The complexity of cancer can be better understood if you read the above book. But in plant genetics we decide the genes based on the prediction methods and most of the gene predictions are based on the “breeder friendly phenotyping methods (whatever be the trait we have the simple means and many models to predict the genes). The advent of molecular marker technology made this simpler. Once there is co-segregation of DNA marker, the gene discoverer assumes he/she got gene for the phenotype (some where I read that there are 83genes identified for resistance to rice blast disease and we have 26 genes for brown plant hopper resistance in rice- just go back and read the situation of gene for Li-Farumeni syndrome). Gene identification based on breeder friendly phenotyping and pyramiding of those genes without knowing the functionality of the genes is a wasteful exercise. In recent times people started asking questions whether it is good to pyramid dominant genes or recessive genes without understanding the situation of obscurity prevailing over dominance or recessiveness. This can be remedied if every gene discoverer realizes the importance understanding the biology behind each of the phenotypes instead of evolving prediction methods.
My Professor stops his letter by saying “Predictions are always based on perceptions”.

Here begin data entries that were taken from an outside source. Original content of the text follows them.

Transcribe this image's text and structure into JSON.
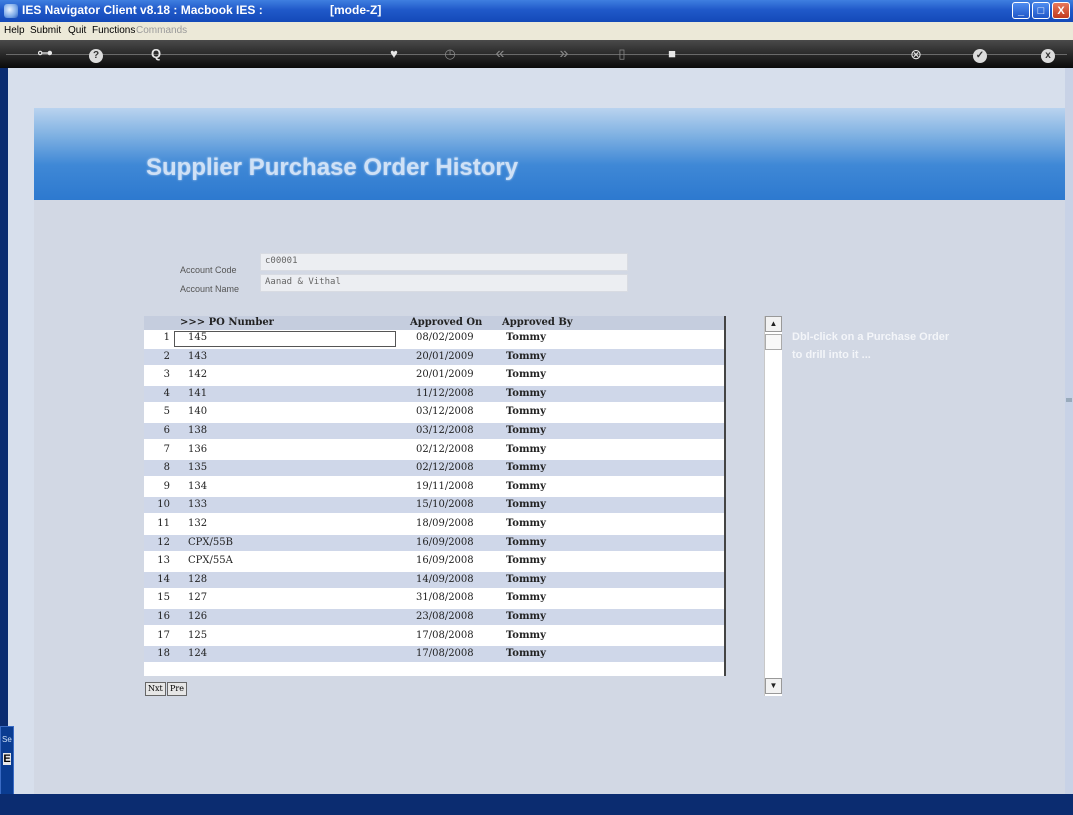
{
  "window": {
    "title": "IES Navigator Client v8.18 : Macbook IES :",
    "mode": "[mode-Z]",
    "buttons": {
      "minimize": "_",
      "maximize": "□",
      "close": "X"
    }
  },
  "menu": [
    "Help",
    "Submit",
    "Quit",
    "Functions",
    "Commands"
  ],
  "toolbar": {
    "icons": [
      "key-icon",
      "help-icon",
      "search-icon",
      "heart-icon",
      "clock-icon",
      "rewind-icon",
      "forward-icon",
      "document-icon",
      "stop-icon",
      "cancel-icon",
      "check-icon",
      "close-icon"
    ],
    "glyphs": {
      "key": "⊶",
      "help": "?",
      "search": "Q",
      "heart": "♥",
      "clock": "◷",
      "rewind": "«",
      "forward": "»",
      "doc": "▯",
      "stop": "■",
      "cancel": "⊗",
      "check": "✓",
      "close": "x"
    }
  },
  "page": {
    "title": "Supplier Purchase Order History"
  },
  "account": {
    "code_label": "Account Code",
    "code_value": "c00001",
    "name_label": "Account Name",
    "name_value": "Aanad & Vithal"
  },
  "grid": {
    "columns": {
      "po": ">>> PO Number",
      "approved_on": "Approved On",
      "approved_by": "Approved By"
    },
    "rows": [
      {
        "n": "1",
        "po": "145",
        "date": "08/02/2009",
        "by": "Tommy"
      },
      {
        "n": "2",
        "po": "143",
        "date": "20/01/2009",
        "by": "Tommy"
      },
      {
        "n": "3",
        "po": "142",
        "date": "20/01/2009",
        "by": "Tommy"
      },
      {
        "n": "4",
        "po": "141",
        "date": "11/12/2008",
        "by": "Tommy"
      },
      {
        "n": "5",
        "po": "140",
        "date": "03/12/2008",
        "by": "Tommy"
      },
      {
        "n": "6",
        "po": "138",
        "date": "03/12/2008",
        "by": "Tommy"
      },
      {
        "n": "7",
        "po": "136",
        "date": "02/12/2008",
        "by": "Tommy"
      },
      {
        "n": "8",
        "po": "135",
        "date": "02/12/2008",
        "by": "Tommy"
      },
      {
        "n": "9",
        "po": "134",
        "date": "19/11/2008",
        "by": "Tommy"
      },
      {
        "n": "10",
        "po": "133",
        "date": "15/10/2008",
        "by": "Tommy"
      },
      {
        "n": "11",
        "po": "132",
        "date": "18/09/2008",
        "by": "Tommy"
      },
      {
        "n": "12",
        "po": "CPX/55B",
        "date": "16/09/2008",
        "by": "Tommy"
      },
      {
        "n": "13",
        "po": "CPX/55A",
        "date": "16/09/2008",
        "by": "Tommy"
      },
      {
        "n": "14",
        "po": "128",
        "date": "14/09/2008",
        "by": "Tommy"
      },
      {
        "n": "15",
        "po": "127",
        "date": "31/08/2008",
        "by": "Tommy"
      },
      {
        "n": "16",
        "po": "126",
        "date": "23/08/2008",
        "by": "Tommy"
      },
      {
        "n": "17",
        "po": "125",
        "date": "17/08/2008",
        "by": "Tommy"
      },
      {
        "n": "18",
        "po": "124",
        "date": "17/08/2008",
        "by": "Tommy"
      }
    ],
    "pager": {
      "next": "Nxt",
      "prev": "Pre"
    }
  },
  "scroll": {
    "up": "▲",
    "down": "▼"
  },
  "hint": {
    "line1": "Dbl-click on a Purchase Order",
    "line2": "to drill into it ..."
  },
  "side_tab": {
    "label": "Se",
    "badge": "E"
  }
}
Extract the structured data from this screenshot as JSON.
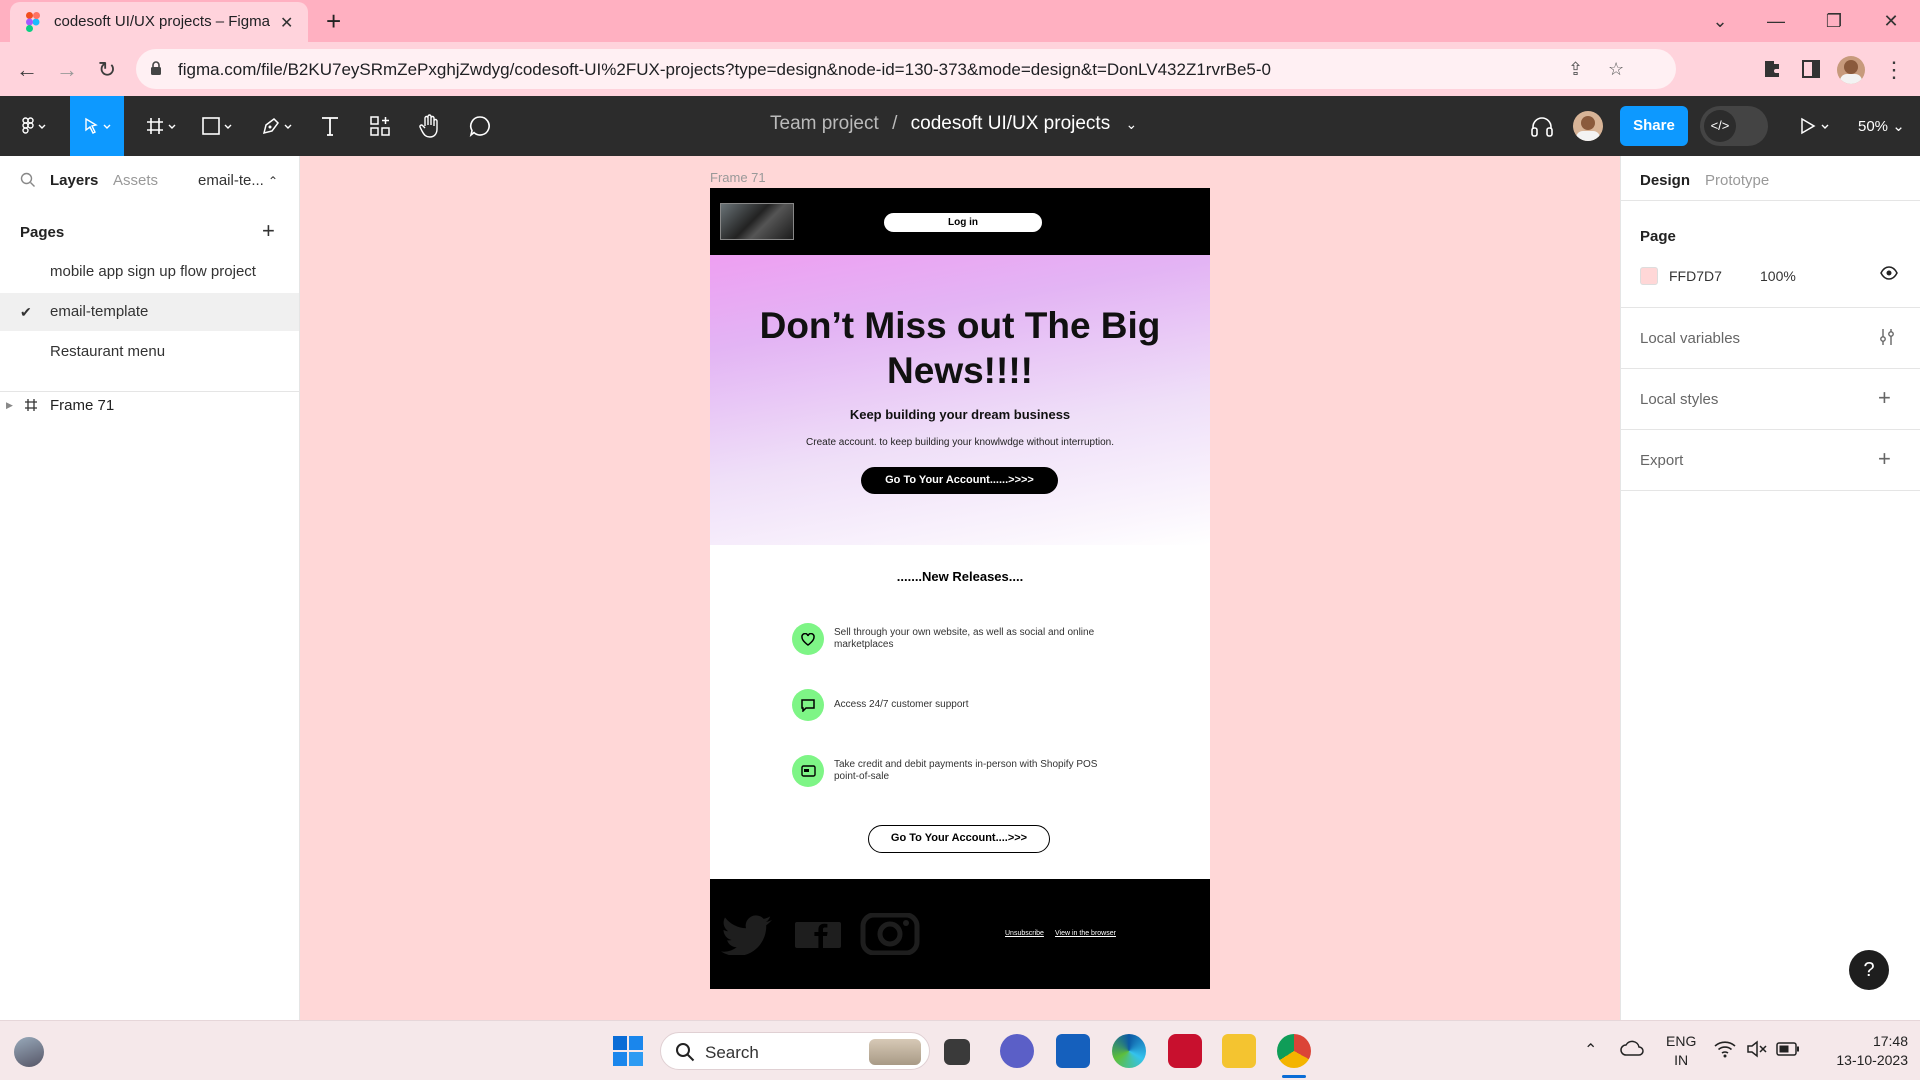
{
  "browser": {
    "tab_title": "codesoft UI/UX projects – Figma",
    "new_tab": "+",
    "url": "figma.com/file/B2KU7eySRmZePxghjZwdyg/codesoft-UI%2FUX-projects?type=design&node-id=130-373&mode=design&t=DonLV432Z1rvrBe5-0"
  },
  "figma": {
    "breadcrumb_team": "Team project",
    "breadcrumb_sep": "/",
    "project_name": "codesoft UI/UX projects",
    "share_label": "Share",
    "zoom": "50%"
  },
  "left_panel": {
    "tab_layers": "Layers",
    "tab_assets": "Assets",
    "current_page_short": "email-te...",
    "pages_header": "Pages",
    "pages": [
      {
        "label": "mobile app sign up flow project"
      },
      {
        "label": "email-template"
      },
      {
        "label": "Restaurant menu"
      }
    ],
    "layer_frame": "Frame 71"
  },
  "right_panel": {
    "tab_design": "Design",
    "tab_prototype": "Prototype",
    "page_header": "Page",
    "page_color_hex": "FFD7D7",
    "page_opacity": "100%",
    "local_variables": "Local variables",
    "local_styles": "Local styles",
    "export": "Export",
    "help": "?"
  },
  "canvas": {
    "frame_label": "Frame 71",
    "login": "Log in",
    "headline": "Don’t Miss out The Big News!!!!",
    "subheadline": "Keep building your dream business",
    "description": "Create account. to keep building your knowlwdge without interruption.",
    "cta_primary": "Go To Your Account......>>>>",
    "new_releases": ".......New Releases....",
    "features": [
      {
        "text": "Sell through your own website, as well as social and online marketplaces",
        "icon": "heart-icon"
      },
      {
        "text": "Access 24/7 customer support",
        "icon": "chat-icon"
      },
      {
        "text": "Take credit and debit payments in-person with Shopify POS point-of-sale",
        "icon": "card-icon"
      }
    ],
    "cta_secondary": "Go To Your Account....>>>",
    "unsubscribe": "Unsubscribe",
    "view_in_browser": "View in the browser"
  },
  "taskbar": {
    "search": "Search",
    "lang_line1": "ENG",
    "lang_line2": "IN",
    "time": "17:48",
    "date": "13-10-2023"
  },
  "colors": {
    "canvas_bg": "#ffd7d7",
    "accent": "#0d99ff",
    "feature_icon_bg": "#7ef586"
  }
}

Concern of my professor was of a genuine teacher, who attach paramount importance to imparting current and competitive knowledge to his students. He laments that except a very few teachers of plant genetics, none are ready to change the way science unfolds life’s mysteries. So instead of changing the dogma, we are often bending the data fit the dogma. Are we ruthlessly incompetent because we are afraid of deviating from the conventions?